But to return to our trip last week to the “Muttonbluff Spring.” We lived in the year 1914 only about a mile and a quarter from the spring, on the farm of Hudson Ellis Porter. We were teaching school that year at Kittrell’s school house, on Little Peyton’s Creek, about a mile northwest of Pleasant Shade. The school has been abandoned because of the loss of students and because of the consolidation of certain schools.
But to come back to my visit of 42 years ago to the “Muttonbluff.” My father had borrowed my horse and rubber-tired buggy for a brief time. I had told him that Mai, my wife, and I would walk to our father’s home and bring the horse and buggy home. We left our little home that Saturday morning in the spring of 1914 and climbed to the top of the big hill to the southwest of where the writer then lived. We had then one child, our son, Lawrence, who was then about 17 months old. I carried him in my arms up the big, long hill and led the way, the wife of our youth being quite active and strong, following as we went toward our old home a distance of approximately five miles. Our wife, who had never before traveled that wilderness pathway, was jolly and lively as we walked along without a care in the world. We were young then and did not tire easily. As the writer led the way, he referred to the events of Civil War days and pointed out the many inscriptions then to be seen on beech trees near the spring. We believe we paused at the spring long enough to get a good drink of cold water. We continued “around the ridge” until we came to the head of the George Oldham Hollow where we descended into the valley, down which we went till we reached Scanty Branch, which we crossed and then climbed the dividing ridge between Scanty Branch and the Young Branch, on which we were born on July 8, 1891 and where our old childhood home then stood and where it stands today. We reached our home, only slightly tired from our walk of about five miles and carrying a “youngen” of nearly a year and a half of age. Our numerous sisters were expecting their oldest brother and little family, one of them, our sister, Anna, now dead, running to the top of the hill above the old home and seizing our son and bearing him triumphantly toward the place that had been home in our childhood.

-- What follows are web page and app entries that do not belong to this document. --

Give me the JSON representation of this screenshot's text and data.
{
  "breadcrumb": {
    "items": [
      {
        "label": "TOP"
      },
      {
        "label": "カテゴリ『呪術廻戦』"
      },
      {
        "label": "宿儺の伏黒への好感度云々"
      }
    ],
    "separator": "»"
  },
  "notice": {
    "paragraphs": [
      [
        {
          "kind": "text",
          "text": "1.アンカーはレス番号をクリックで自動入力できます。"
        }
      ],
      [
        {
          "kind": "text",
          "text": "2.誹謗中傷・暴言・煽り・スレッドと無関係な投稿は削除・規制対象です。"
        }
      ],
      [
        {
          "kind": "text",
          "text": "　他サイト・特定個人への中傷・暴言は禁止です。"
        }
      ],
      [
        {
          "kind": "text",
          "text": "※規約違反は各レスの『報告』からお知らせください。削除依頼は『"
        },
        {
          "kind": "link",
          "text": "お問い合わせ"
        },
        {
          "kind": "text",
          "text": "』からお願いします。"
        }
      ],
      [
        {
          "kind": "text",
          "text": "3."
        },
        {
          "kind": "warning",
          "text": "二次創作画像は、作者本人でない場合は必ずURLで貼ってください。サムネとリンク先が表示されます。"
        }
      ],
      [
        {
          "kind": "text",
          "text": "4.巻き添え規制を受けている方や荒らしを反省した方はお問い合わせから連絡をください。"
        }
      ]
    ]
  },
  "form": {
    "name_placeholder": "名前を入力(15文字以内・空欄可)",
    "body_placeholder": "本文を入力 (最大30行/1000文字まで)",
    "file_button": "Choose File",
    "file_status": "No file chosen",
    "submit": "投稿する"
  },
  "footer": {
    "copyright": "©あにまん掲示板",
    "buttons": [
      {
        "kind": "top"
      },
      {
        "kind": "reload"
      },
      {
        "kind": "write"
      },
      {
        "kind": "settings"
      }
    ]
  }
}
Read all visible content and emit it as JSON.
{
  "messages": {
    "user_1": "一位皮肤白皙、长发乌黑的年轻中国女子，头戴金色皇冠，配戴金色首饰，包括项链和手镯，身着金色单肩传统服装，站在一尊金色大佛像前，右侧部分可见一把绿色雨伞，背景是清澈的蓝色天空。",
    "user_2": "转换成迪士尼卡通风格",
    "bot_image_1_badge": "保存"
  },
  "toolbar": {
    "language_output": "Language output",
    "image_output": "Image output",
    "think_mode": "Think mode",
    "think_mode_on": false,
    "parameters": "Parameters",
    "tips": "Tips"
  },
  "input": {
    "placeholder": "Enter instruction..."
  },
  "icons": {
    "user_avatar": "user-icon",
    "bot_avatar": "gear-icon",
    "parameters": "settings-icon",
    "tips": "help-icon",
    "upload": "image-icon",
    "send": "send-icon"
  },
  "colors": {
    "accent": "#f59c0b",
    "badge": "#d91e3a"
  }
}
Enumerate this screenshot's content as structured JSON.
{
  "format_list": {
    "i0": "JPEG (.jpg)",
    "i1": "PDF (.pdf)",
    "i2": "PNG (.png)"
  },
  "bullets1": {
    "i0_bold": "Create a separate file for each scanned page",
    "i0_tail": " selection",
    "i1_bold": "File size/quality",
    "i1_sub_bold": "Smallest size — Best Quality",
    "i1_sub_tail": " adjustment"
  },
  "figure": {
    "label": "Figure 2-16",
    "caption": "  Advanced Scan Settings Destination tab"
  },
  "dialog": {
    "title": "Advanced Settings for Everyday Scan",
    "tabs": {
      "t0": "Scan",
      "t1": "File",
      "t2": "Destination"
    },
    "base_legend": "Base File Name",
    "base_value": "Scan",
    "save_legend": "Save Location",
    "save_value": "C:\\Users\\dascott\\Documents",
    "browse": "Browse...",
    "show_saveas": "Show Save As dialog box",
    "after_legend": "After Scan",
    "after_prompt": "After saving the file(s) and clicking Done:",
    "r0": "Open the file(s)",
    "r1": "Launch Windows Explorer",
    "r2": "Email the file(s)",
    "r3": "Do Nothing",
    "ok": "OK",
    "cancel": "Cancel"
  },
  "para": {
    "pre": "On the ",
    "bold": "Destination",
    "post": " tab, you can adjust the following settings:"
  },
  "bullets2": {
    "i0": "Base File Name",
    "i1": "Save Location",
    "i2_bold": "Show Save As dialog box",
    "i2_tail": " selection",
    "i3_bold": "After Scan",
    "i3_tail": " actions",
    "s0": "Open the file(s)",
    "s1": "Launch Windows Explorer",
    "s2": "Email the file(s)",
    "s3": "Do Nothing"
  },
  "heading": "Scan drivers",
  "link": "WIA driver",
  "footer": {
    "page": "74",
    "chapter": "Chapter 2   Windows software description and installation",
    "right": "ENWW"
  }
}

Since the above was written, we are of the opinion that we were in error in the statement above that we had not been back to the “Muttonbluff” since 1914. It now appears that our good preacher friend, Elder F. W. Lambert, and the writer some years ago, paid a visit to the spring one afternoon, following our going home with one of the brethren for “dinner,” which is the mid-day meal for dwellers among the hills.
We hope a little later to continue this story and give some account of Buck Smith, his various escapades and his death at the early age of 20 years; of El Williams and others who “hid out” around the “Muttonbluff,” nearly a hundred years ago.